+++ Task input

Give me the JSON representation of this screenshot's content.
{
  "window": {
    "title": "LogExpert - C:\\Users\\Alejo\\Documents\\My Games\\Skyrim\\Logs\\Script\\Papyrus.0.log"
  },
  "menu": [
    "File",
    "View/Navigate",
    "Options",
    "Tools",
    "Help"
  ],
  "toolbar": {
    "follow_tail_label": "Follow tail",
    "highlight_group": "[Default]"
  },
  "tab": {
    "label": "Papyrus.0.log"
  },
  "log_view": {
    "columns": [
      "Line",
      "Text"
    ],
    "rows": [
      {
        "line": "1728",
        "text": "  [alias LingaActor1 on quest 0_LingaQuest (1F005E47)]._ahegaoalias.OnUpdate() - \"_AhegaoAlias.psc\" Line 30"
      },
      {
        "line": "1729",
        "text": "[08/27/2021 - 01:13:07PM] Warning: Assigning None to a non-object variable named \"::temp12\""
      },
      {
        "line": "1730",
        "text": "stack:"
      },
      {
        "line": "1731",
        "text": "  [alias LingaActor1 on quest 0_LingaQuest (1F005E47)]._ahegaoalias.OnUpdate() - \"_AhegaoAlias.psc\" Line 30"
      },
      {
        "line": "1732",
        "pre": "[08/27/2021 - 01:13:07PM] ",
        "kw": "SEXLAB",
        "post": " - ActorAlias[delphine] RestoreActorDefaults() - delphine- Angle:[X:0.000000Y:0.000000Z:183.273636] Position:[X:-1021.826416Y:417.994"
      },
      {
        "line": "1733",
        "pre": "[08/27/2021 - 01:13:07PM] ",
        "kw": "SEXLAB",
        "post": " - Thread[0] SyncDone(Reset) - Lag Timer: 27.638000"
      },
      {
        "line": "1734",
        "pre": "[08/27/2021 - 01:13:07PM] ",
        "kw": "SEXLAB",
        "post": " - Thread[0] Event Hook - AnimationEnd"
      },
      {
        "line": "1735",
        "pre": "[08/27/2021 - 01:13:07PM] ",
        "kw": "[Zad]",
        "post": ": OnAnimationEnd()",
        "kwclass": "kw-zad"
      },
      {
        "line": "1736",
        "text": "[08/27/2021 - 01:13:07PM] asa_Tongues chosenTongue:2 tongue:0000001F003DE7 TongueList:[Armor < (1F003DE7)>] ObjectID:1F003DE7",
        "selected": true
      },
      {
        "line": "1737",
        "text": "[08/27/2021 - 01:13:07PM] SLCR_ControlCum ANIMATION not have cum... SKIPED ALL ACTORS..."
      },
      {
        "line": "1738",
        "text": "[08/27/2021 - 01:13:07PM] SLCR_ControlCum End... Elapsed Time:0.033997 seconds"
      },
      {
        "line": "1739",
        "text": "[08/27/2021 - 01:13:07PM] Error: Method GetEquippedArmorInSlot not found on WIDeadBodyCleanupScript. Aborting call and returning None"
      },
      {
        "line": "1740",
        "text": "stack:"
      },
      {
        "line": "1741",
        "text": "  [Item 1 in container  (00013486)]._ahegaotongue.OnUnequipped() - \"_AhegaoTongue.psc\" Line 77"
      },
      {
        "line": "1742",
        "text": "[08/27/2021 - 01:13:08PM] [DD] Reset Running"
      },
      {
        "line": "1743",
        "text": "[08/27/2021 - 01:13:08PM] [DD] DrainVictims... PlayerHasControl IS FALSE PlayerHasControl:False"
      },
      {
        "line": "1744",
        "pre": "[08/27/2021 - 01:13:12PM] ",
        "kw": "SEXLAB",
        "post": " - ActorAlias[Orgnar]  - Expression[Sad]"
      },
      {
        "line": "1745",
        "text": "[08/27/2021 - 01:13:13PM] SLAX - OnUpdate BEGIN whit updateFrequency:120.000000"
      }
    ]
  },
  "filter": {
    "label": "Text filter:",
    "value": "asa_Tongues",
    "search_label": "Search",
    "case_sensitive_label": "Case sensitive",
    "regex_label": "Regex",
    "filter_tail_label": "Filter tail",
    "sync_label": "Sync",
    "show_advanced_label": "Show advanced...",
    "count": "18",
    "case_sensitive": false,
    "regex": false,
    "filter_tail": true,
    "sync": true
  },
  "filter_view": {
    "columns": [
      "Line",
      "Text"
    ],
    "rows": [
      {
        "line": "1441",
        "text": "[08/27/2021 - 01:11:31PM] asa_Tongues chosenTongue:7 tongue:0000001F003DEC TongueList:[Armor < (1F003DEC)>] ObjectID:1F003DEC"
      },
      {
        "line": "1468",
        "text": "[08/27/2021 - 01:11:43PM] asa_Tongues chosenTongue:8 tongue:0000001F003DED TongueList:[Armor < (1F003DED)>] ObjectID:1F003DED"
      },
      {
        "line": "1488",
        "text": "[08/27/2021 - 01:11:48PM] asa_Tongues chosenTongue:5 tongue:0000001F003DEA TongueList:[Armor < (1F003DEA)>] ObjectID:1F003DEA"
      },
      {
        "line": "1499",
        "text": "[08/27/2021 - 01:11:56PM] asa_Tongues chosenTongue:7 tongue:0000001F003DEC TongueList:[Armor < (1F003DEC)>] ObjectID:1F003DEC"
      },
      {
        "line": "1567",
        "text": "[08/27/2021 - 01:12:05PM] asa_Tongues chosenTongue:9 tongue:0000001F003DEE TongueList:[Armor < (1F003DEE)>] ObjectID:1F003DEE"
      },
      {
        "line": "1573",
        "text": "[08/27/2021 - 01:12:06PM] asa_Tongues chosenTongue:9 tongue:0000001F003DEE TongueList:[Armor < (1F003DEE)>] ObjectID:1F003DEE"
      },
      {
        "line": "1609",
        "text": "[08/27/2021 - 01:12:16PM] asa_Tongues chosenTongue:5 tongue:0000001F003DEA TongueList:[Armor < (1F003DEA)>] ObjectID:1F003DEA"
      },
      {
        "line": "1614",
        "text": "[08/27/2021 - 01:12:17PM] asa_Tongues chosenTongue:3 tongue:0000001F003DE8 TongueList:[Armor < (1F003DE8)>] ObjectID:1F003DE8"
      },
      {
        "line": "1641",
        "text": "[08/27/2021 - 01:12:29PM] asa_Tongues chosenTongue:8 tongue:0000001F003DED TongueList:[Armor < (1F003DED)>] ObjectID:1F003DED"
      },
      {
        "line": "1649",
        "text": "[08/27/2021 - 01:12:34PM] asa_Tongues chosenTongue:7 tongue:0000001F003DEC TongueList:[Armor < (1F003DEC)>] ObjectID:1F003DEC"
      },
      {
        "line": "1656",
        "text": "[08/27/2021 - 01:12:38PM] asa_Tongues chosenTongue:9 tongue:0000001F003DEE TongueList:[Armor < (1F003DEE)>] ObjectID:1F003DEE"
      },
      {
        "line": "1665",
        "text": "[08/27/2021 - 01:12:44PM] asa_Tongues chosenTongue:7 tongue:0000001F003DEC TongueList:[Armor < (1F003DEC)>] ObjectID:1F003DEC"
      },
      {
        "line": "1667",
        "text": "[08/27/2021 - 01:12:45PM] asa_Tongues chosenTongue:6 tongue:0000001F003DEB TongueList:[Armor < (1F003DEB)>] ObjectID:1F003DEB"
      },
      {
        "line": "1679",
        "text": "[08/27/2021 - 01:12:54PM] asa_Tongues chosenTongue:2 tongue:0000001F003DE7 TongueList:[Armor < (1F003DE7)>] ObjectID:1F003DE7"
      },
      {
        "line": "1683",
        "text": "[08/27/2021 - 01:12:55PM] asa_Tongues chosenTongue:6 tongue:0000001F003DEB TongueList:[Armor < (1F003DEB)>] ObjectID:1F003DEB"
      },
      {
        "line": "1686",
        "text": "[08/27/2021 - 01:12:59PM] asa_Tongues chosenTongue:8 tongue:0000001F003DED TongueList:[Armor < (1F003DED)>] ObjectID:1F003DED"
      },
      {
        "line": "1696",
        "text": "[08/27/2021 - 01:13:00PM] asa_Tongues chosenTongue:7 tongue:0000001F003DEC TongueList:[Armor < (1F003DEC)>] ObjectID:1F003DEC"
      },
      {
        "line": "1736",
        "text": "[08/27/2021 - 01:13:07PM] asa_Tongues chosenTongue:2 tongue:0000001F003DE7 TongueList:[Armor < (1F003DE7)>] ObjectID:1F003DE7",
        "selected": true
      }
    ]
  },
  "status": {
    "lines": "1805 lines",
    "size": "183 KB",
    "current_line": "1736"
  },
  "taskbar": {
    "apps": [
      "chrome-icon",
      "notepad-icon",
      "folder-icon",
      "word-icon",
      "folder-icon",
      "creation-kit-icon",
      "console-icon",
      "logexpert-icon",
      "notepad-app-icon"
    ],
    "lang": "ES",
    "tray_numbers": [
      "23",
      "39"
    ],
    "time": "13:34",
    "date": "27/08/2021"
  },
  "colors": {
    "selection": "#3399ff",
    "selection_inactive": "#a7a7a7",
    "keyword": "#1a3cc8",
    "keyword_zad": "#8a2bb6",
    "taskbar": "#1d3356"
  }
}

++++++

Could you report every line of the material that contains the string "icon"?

Solved exercise:
      "chrome-icon",
      "notepad-icon",
      "folder-icon",
      "word-icon",
      "folder-icon",
      "creation-kit-icon",
      "console-icon",
      "logexpert-icon",
      "notepad-app-icon"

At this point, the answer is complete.